His report did not pose any security risk to personnel or operations, it added. “The document contains a number of subjective and unsubstantiated personal views, made by a very junior sailor, with which the naval service completely disagrees.”
A Royal Navy spokeswoman stressed that security and nuclear safety were taken extremely seriously. “We are fully investigating both the issue of the unauthorised release of this document and its contents,” she said. “The naval service operates its submarine fleet under the most stringent safety regime and submarines do not go to sea unless they are completely safe to do so.”

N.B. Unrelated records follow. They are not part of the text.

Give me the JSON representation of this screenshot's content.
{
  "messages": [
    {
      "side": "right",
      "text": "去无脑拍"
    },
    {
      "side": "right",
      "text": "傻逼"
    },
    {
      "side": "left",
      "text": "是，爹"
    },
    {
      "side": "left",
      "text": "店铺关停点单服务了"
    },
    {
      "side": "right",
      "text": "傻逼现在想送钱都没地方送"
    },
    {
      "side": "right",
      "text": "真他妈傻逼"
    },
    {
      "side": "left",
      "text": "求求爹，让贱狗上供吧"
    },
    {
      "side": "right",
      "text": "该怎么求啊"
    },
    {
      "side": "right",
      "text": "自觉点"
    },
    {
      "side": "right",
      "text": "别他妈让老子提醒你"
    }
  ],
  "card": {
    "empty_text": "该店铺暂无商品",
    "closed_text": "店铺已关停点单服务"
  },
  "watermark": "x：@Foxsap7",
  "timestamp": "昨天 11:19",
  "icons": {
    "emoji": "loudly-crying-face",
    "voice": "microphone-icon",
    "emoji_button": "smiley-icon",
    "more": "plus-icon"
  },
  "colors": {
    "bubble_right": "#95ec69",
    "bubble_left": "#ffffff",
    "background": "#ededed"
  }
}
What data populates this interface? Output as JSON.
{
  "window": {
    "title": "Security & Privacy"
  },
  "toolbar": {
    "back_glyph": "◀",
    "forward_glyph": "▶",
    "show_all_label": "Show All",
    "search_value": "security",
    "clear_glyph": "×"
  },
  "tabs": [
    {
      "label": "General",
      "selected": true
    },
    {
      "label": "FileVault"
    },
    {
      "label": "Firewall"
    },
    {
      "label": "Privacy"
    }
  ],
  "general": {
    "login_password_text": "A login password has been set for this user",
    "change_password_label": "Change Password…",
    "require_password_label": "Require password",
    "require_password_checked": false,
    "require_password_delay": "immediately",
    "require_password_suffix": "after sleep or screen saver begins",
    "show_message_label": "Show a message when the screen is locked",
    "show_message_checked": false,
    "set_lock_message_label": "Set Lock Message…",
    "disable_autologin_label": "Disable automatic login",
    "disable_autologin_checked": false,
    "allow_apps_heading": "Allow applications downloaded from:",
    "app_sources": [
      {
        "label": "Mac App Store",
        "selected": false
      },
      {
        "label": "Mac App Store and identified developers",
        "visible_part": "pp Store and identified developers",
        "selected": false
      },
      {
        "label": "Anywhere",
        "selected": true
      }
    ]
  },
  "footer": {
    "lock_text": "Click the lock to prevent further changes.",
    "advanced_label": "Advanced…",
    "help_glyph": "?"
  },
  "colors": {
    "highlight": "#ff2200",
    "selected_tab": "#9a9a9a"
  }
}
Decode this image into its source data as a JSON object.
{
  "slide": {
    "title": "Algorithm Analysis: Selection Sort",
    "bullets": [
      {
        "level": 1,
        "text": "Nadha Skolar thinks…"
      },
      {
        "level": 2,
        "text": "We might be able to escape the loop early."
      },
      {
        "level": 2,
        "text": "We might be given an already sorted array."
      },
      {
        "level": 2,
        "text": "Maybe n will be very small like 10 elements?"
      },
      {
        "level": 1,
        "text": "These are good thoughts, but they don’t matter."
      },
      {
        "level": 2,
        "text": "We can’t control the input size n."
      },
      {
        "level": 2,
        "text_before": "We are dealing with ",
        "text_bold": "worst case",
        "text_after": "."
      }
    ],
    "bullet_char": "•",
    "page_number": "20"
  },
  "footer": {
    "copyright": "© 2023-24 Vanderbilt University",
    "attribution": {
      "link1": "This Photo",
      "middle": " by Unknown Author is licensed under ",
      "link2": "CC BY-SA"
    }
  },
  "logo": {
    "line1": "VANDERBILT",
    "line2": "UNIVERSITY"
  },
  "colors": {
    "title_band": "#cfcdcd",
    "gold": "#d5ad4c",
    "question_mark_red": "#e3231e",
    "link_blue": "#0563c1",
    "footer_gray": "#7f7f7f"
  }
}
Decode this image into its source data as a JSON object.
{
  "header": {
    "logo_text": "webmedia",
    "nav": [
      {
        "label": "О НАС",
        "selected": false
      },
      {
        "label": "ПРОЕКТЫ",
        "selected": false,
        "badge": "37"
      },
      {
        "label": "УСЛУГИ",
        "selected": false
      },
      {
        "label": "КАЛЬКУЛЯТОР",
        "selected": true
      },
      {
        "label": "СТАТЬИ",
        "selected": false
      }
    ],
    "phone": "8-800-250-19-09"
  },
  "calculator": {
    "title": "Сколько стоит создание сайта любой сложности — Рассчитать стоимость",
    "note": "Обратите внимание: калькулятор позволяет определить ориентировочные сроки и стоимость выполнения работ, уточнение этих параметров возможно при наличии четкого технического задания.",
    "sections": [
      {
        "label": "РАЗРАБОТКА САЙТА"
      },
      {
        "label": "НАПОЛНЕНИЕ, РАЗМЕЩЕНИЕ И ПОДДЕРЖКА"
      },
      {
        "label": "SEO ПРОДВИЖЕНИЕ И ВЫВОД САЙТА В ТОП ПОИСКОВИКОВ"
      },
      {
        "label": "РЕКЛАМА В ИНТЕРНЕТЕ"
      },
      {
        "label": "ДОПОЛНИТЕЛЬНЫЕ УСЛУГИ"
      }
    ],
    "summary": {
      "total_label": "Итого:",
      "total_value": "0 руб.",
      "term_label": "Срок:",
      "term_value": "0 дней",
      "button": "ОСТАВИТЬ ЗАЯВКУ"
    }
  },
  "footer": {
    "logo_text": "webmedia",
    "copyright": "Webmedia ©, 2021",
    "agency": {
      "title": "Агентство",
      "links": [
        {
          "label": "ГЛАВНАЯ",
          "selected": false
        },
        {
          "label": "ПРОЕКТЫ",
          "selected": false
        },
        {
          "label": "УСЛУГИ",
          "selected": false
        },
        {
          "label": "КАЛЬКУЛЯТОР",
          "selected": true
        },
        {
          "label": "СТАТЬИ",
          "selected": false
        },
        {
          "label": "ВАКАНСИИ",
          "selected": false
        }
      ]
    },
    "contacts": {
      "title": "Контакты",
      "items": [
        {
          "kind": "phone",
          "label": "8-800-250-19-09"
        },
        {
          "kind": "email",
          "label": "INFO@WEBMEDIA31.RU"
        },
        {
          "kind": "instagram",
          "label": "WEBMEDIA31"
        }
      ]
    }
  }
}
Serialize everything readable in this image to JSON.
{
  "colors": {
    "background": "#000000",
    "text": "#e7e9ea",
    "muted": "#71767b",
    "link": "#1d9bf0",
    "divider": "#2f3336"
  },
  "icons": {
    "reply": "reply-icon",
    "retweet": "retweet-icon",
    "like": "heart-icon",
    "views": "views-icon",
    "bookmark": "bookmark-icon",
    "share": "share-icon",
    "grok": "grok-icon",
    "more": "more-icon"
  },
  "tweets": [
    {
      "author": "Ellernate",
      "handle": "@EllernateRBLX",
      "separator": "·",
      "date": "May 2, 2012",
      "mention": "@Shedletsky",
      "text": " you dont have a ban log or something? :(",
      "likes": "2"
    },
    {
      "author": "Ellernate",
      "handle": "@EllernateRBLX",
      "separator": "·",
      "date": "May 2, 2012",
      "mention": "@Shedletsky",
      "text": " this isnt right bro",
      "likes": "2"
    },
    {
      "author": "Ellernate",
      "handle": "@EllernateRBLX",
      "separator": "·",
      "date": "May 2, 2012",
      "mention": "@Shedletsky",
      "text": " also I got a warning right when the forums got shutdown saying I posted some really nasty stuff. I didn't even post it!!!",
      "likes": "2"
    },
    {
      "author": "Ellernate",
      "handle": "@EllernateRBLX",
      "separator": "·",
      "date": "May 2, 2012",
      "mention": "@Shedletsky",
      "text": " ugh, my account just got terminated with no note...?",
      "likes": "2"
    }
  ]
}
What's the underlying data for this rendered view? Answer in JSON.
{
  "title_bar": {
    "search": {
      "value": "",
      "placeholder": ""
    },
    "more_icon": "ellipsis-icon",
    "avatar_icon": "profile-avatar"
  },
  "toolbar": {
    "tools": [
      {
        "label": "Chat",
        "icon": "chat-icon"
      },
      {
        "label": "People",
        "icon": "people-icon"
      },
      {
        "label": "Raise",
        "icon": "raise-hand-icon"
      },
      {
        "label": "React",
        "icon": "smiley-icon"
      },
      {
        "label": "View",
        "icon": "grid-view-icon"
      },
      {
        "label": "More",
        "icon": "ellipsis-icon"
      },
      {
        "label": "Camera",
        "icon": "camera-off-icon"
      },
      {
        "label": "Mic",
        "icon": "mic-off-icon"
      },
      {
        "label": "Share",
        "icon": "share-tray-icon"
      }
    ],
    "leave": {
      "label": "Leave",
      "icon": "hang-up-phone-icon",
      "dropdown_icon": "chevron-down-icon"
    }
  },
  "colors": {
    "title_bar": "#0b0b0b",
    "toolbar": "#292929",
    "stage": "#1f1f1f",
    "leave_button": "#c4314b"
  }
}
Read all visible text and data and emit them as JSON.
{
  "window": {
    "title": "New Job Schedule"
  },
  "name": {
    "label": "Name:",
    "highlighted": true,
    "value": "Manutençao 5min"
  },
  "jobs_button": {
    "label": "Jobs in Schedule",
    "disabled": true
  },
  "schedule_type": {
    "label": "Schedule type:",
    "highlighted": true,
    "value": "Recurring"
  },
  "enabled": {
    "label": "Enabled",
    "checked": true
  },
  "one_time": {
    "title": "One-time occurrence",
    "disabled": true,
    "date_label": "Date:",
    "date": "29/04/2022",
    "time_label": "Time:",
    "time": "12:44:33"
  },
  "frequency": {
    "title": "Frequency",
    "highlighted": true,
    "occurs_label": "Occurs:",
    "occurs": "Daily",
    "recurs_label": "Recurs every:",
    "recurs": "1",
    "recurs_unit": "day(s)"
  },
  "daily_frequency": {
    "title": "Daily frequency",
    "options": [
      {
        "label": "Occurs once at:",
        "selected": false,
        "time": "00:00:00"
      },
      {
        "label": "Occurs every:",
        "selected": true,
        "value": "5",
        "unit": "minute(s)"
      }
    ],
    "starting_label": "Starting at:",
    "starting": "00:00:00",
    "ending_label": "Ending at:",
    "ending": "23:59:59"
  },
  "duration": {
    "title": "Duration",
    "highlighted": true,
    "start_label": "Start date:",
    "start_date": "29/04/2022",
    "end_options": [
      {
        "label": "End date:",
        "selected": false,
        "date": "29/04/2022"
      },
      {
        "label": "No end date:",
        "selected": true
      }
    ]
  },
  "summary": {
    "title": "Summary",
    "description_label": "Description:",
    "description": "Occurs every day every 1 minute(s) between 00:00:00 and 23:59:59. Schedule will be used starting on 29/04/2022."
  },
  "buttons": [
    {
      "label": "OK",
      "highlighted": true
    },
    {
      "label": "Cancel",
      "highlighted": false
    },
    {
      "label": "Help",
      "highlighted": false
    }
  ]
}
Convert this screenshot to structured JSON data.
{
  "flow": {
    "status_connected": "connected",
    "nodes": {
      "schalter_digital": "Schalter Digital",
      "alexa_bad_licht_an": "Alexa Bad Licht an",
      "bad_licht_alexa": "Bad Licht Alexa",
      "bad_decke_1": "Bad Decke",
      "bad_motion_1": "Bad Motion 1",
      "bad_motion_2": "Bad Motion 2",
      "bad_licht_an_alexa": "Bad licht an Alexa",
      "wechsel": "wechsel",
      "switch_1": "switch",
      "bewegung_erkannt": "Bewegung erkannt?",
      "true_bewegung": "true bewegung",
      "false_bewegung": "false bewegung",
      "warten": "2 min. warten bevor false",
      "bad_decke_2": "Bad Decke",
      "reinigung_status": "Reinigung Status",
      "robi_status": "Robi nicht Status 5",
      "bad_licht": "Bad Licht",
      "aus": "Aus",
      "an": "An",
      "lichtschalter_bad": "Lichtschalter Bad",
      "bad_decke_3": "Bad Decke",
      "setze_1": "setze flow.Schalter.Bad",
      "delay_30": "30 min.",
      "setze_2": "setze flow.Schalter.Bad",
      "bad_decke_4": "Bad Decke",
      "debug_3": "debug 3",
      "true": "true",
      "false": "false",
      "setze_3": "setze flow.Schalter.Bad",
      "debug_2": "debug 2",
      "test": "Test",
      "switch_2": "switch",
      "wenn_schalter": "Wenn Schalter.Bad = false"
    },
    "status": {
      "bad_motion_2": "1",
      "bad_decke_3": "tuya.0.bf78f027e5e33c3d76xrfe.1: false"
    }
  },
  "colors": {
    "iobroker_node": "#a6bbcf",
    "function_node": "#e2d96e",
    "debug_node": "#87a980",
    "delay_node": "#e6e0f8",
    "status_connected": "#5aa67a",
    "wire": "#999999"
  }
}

But John Ainslie, coordinator of the Scottish Campaign for Nuclear Disarmament, praised McNeilly. “He is a whistleblower who has revealed that there is a callous disregard for safety and security onboard Trident submarines,” he said.
“He should be commended for his action, not hounded by the Royal Navy. He has exposed the fact that Trident is a catastrophe waiting to happen - by accident, an act of terrorism or sabotage.”
30 Trident lapses alleged by report
- fire in missile compartment after toilet rolls caught light
- missile launch test failed three times
- failure to check hatch for launching missile
- missile safety alarms muted because they go off frequently
- missile control centre fault alarm ignored
- failure to follow safety procedures when working with missiles
- missile compartment used as an exercise gym
- bluetooth speaker in missile compartment in breach of rules
- seawater leak into hydraulic plant
- sprinkler flooding torpedo compartment
- submarine nearly lost after diving too deep
- loud bang when diving
- hydraulic pumps accidentally shutdown
- dysfunctional diesel generator
- water dripping onto electrical equipment
- fire risk from rubbish
- top secret information left unguarded
- sailors with psychopathic tendencies
- failure to check ID cards
- bags allowed near missiles without security checks
- electronic security gate not working
- too many sailors allowed on board
- crew speaker announcements unclear
- problems with distillers meant to provide water
- defective sewage system and flooded toilets
- fumes from cleaning materials
- ban on electronic equipment and e-cigarettes not enforced
- prank emergency phone calls
- Trident safety exam rigged
- cover-up of collision with French nuclear submarine
source: report by William McNeilly
This story prompted an editorial in the Sunday Herald. There are also articles by the Scottish Campaign for Nuclear Disarmament and the Nuclear Information Service. The story was followed up by the Daily Record, the BBC, ITV, Sky News, The Independent, The Telegraph, The Guardian, The Times, the Daily Mail, The Scotsman, Indymedia, Wikileaks and many others. There was a letter published by the Sunday Herald.